But if you're a naturally creative person, this game – in the modes we've devised and tested, or in any new way that you invent – is definitely for you.
So I hope this goes to show that when people ask "what are the rules," it's a bit of a can of worms, because for instance, the role the die plays in the game changes depending on the version of the game you play. In one mode, it's very cut and dry – same value for every plan, and you're trying to beat the timer. In others, the probability is changed depending on how well you've formulated a plan that the Chief believes could work.
Additionally, there's just this really interesting theme, and it goes hand in hand with the whole Machine of Death idea, and that is the relationship between limitations and creativity. In playtesting the game, we found that more challenges and obstacles we throw at the players, the more fun we all had in coming up with the assassination plans. So playing the game, in some ways, makes you think about the creative process as a whole. Pretty cool.
Hopefully this helps shed a little bit more light on it. Once we get a better sense of just how much we're able to raise (which is tied to quotes we're sourcing now on things like the 100K stretch goal box and possibly further upgraded dice and timers), we'll absolutely be posting more in-depth videos showing all this stuff in action. We just want to make sure that when we do that it's absolutely perfect, so that people ten years from now can reference it when they buy the game in the future from their holopods and brainscan machines.

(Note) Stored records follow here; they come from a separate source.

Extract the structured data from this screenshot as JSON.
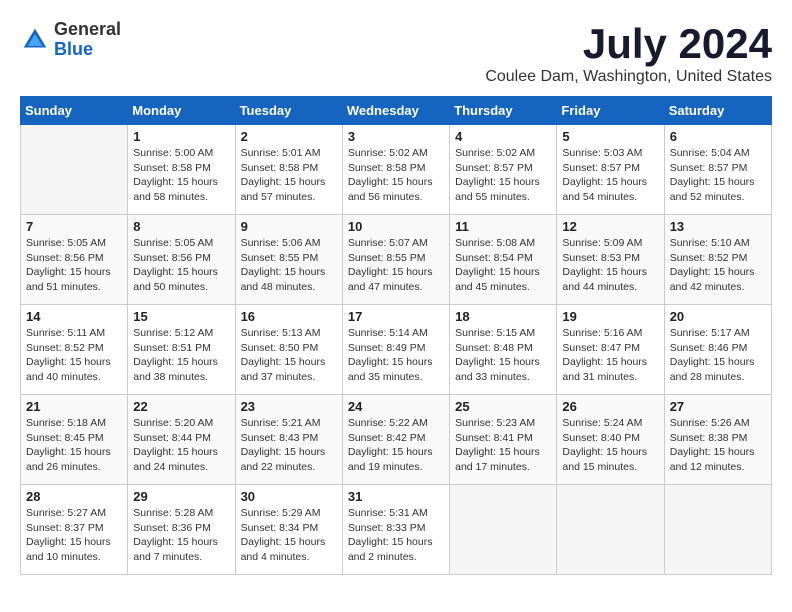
{
  "logo": {
    "general": "General",
    "blue": "Blue"
  },
  "title": "July 2024",
  "subtitle": "Coulee Dam, Washington, United States",
  "days_of_week": [
    "Sunday",
    "Monday",
    "Tuesday",
    "Wednesday",
    "Thursday",
    "Friday",
    "Saturday"
  ],
  "weeks": [
    [
      {
        "day": "",
        "sunrise": "",
        "sunset": "",
        "daylight": ""
      },
      {
        "day": "1",
        "sunrise": "Sunrise: 5:00 AM",
        "sunset": "Sunset: 8:58 PM",
        "daylight": "Daylight: 15 hours and 58 minutes."
      },
      {
        "day": "2",
        "sunrise": "Sunrise: 5:01 AM",
        "sunset": "Sunset: 8:58 PM",
        "daylight": "Daylight: 15 hours and 57 minutes."
      },
      {
        "day": "3",
        "sunrise": "Sunrise: 5:02 AM",
        "sunset": "Sunset: 8:58 PM",
        "daylight": "Daylight: 15 hours and 56 minutes."
      },
      {
        "day": "4",
        "sunrise": "Sunrise: 5:02 AM",
        "sunset": "Sunset: 8:57 PM",
        "daylight": "Daylight: 15 hours and 55 minutes."
      },
      {
        "day": "5",
        "sunrise": "Sunrise: 5:03 AM",
        "sunset": "Sunset: 8:57 PM",
        "daylight": "Daylight: 15 hours and 54 minutes."
      },
      {
        "day": "6",
        "sunrise": "Sunrise: 5:04 AM",
        "sunset": "Sunset: 8:57 PM",
        "daylight": "Daylight: 15 hours and 52 minutes."
      }
    ],
    [
      {
        "day": "7",
        "sunrise": "Sunrise: 5:05 AM",
        "sunset": "Sunset: 8:56 PM",
        "daylight": "Daylight: 15 hours and 51 minutes."
      },
      {
        "day": "8",
        "sunrise": "Sunrise: 5:05 AM",
        "sunset": "Sunset: 8:56 PM",
        "daylight": "Daylight: 15 hours and 50 minutes."
      },
      {
        "day": "9",
        "sunrise": "Sunrise: 5:06 AM",
        "sunset": "Sunset: 8:55 PM",
        "daylight": "Daylight: 15 hours and 48 minutes."
      },
      {
        "day": "10",
        "sunrise": "Sunrise: 5:07 AM",
        "sunset": "Sunset: 8:55 PM",
        "daylight": "Daylight: 15 hours and 47 minutes."
      },
      {
        "day": "11",
        "sunrise": "Sunrise: 5:08 AM",
        "sunset": "Sunset: 8:54 PM",
        "daylight": "Daylight: 15 hours and 45 minutes."
      },
      {
        "day": "12",
        "sunrise": "Sunrise: 5:09 AM",
        "sunset": "Sunset: 8:53 PM",
        "daylight": "Daylight: 15 hours and 44 minutes."
      },
      {
        "day": "13",
        "sunrise": "Sunrise: 5:10 AM",
        "sunset": "Sunset: 8:52 PM",
        "daylight": "Daylight: 15 hours and 42 minutes."
      }
    ],
    [
      {
        "day": "14",
        "sunrise": "Sunrise: 5:11 AM",
        "sunset": "Sunset: 8:52 PM",
        "daylight": "Daylight: 15 hours and 40 minutes."
      },
      {
        "day": "15",
        "sunrise": "Sunrise: 5:12 AM",
        "sunset": "Sunset: 8:51 PM",
        "daylight": "Daylight: 15 hours and 38 minutes."
      },
      {
        "day": "16",
        "sunrise": "Sunrise: 5:13 AM",
        "sunset": "Sunset: 8:50 PM",
        "daylight": "Daylight: 15 hours and 37 minutes."
      },
      {
        "day": "17",
        "sunrise": "Sunrise: 5:14 AM",
        "sunset": "Sunset: 8:49 PM",
        "daylight": "Daylight: 15 hours and 35 minutes."
      },
      {
        "day": "18",
        "sunrise": "Sunrise: 5:15 AM",
        "sunset": "Sunset: 8:48 PM",
        "daylight": "Daylight: 15 hours and 33 minutes."
      },
      {
        "day": "19",
        "sunrise": "Sunrise: 5:16 AM",
        "sunset": "Sunset: 8:47 PM",
        "daylight": "Daylight: 15 hours and 31 minutes."
      },
      {
        "day": "20",
        "sunrise": "Sunrise: 5:17 AM",
        "sunset": "Sunset: 8:46 PM",
        "daylight": "Daylight: 15 hours and 28 minutes."
      }
    ],
    [
      {
        "day": "21",
        "sunrise": "Sunrise: 5:18 AM",
        "sunset": "Sunset: 8:45 PM",
        "daylight": "Daylight: 15 hours and 26 minutes."
      },
      {
        "day": "22",
        "sunrise": "Sunrise: 5:20 AM",
        "sunset": "Sunset: 8:44 PM",
        "daylight": "Daylight: 15 hours and 24 minutes."
      },
      {
        "day": "23",
        "sunrise": "Sunrise: 5:21 AM",
        "sunset": "Sunset: 8:43 PM",
        "daylight": "Daylight: 15 hours and 22 minutes."
      },
      {
        "day": "24",
        "sunrise": "Sunrise: 5:22 AM",
        "sunset": "Sunset: 8:42 PM",
        "daylight": "Daylight: 15 hours and 19 minutes."
      },
      {
        "day": "25",
        "sunrise": "Sunrise: 5:23 AM",
        "sunset": "Sunset: 8:41 PM",
        "daylight": "Daylight: 15 hours and 17 minutes."
      },
      {
        "day": "26",
        "sunrise": "Sunrise: 5:24 AM",
        "sunset": "Sunset: 8:40 PM",
        "daylight": "Daylight: 15 hours and 15 minutes."
      },
      {
        "day": "27",
        "sunrise": "Sunrise: 5:26 AM",
        "sunset": "Sunset: 8:38 PM",
        "daylight": "Daylight: 15 hours and 12 minutes."
      }
    ],
    [
      {
        "day": "28",
        "sunrise": "Sunrise: 5:27 AM",
        "sunset": "Sunset: 8:37 PM",
        "daylight": "Daylight: 15 hours and 10 minutes."
      },
      {
        "day": "29",
        "sunrise": "Sunrise: 5:28 AM",
        "sunset": "Sunset: 8:36 PM",
        "daylight": "Daylight: 15 hours and 7 minutes."
      },
      {
        "day": "30",
        "sunrise": "Sunrise: 5:29 AM",
        "sunset": "Sunset: 8:34 PM",
        "daylight": "Daylight: 15 hours and 4 minutes."
      },
      {
        "day": "31",
        "sunrise": "Sunrise: 5:31 AM",
        "sunset": "Sunset: 8:33 PM",
        "daylight": "Daylight: 15 hours and 2 minutes."
      },
      {
        "day": "",
        "sunrise": "",
        "sunset": "",
        "daylight": ""
      },
      {
        "day": "",
        "sunrise": "",
        "sunset": "",
        "daylight": ""
      },
      {
        "day": "",
        "sunrise": "",
        "sunset": "",
        "daylight": ""
      }
    ]
  ]
}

Because the future...is where you and I will spend the rest of our lives.
Thanks once more for all the support! Previously I said that if we hit 2500 backers, I would videotape a kitten romping in death cards. This week, I think it'll be time to find a kitten.